Bash - Automating creation of test files

I'm in the process of understanding shell scripting - this is my simple code for adding test files for python unittest

I'm looking for best practice pointers, variable naming, and of course comments on structure and readability.

EDIT: Script is called by, for example

./create_tests.sh math tensor_add

dir_name="$1" file_name="$2"
test_dir="test/${dir_name}" file_in_dir="${test_dir}/${file_name}.py" addFile() { if [[ -f "${file_in_dir}" ]]
then
echo "File already exists in directory, exiting."
exit 0
else
touch "${file_in_dir}" fi } if [[ -d "${test_dir}" ]]
then
else
echo "Directory and __init__.py created."
mkdir "${test_dir}" touch "${test_dir}/__init__.py"
fi


2. Keep naming consistent, I personally prefer and follow Google's style guide; you may use a different guide if available.
3. Try to make your script POSIX compliant, for a wider target reach (no need to rely on [[ expression from bash)
4. Define a function to create the test directory.
5. Use shellcheck.
6. The echo "Directory and __init__.py created." should happen after the creation has happened.
7. Use mkdir -p to allow for nested directories to also be created (if needed).
8. Let script throw error and stop as early as possible on errors. This is achieved with set -e.

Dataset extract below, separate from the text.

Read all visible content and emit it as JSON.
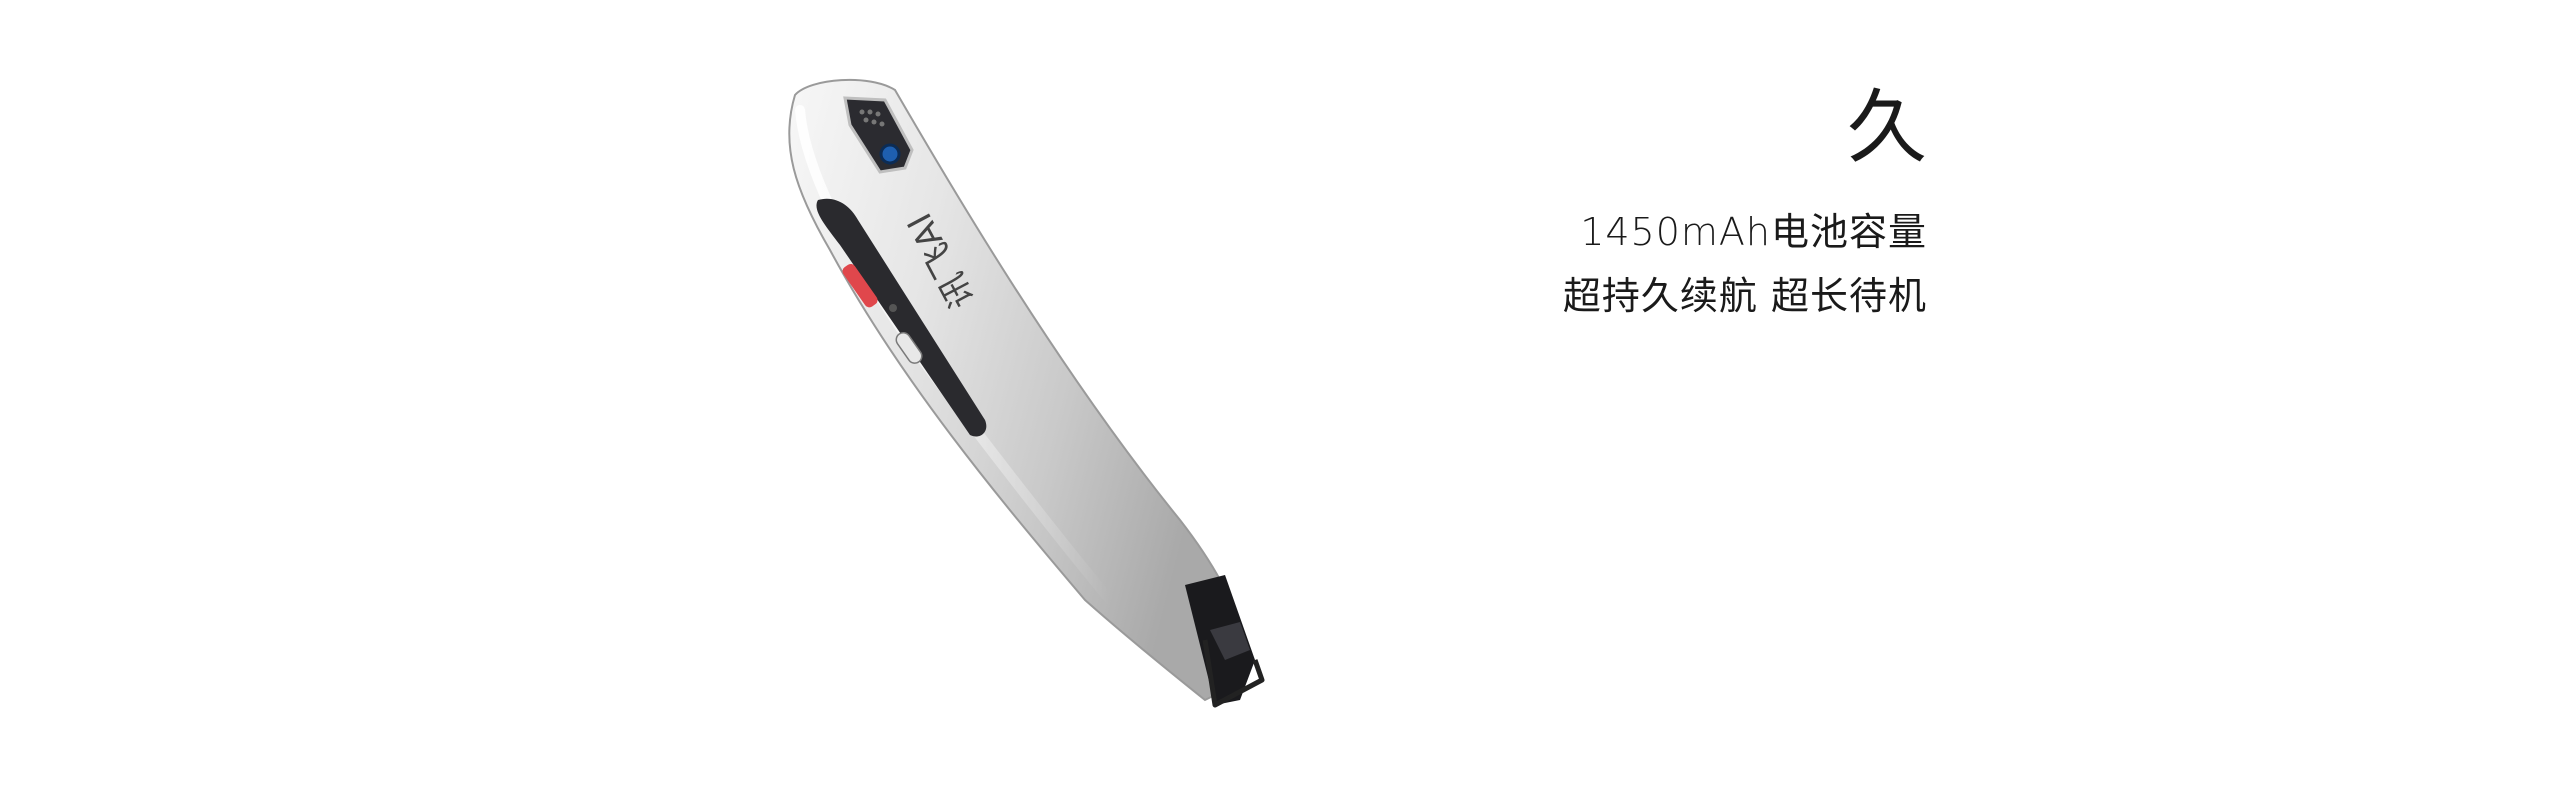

Together:

#!/bin/sh

set -e

dir_name="$1" file_name="$2"
test_dir="test/${dir_name}" file_in_dir="${test_dir}/${file_name}.py" add_file() { if test -f "${file_in_dir}"
then
echo "File already exists in directory, exiting."
exit 0
else
touch "${file_in_dir}" fi } create_dir() { mkdir -p "${test_dir}"
touch "${test_dir}/__init__.py" echo "Directory and __init__.py created." } [ ! -d "${test_dir}" ] && create_dir "\${test_dir}"



The chunk of variable declarations (dir_name, file_name etc.) could also be localised to functions.

• You missed "extract common lines from if/else" from the list - though you've demonstrated in your reworked code. – Toby Speight Feb 3 at 13:03
• Thank you for your brilliant advice. One question: what is the difference between the double brackets and single brackets in my contra your implementation? Does it have to do with POSIX compliance? – Edwin Carlsson Feb 3 at 13:35
• stackoverflow.com/q/669452/2002471 explains why double brackets are a good thing. Striving for POSIX-compliance after bash and Linux has taken over the world is an interesting prioritization. I'd hope that code readability and maintainability are more important these days. Going from if [[ to if test makes sense to people who understand how shell if's work, but I'd say it makes it less readable and intuitive for most folks. – chicks Feb 3 at 14:11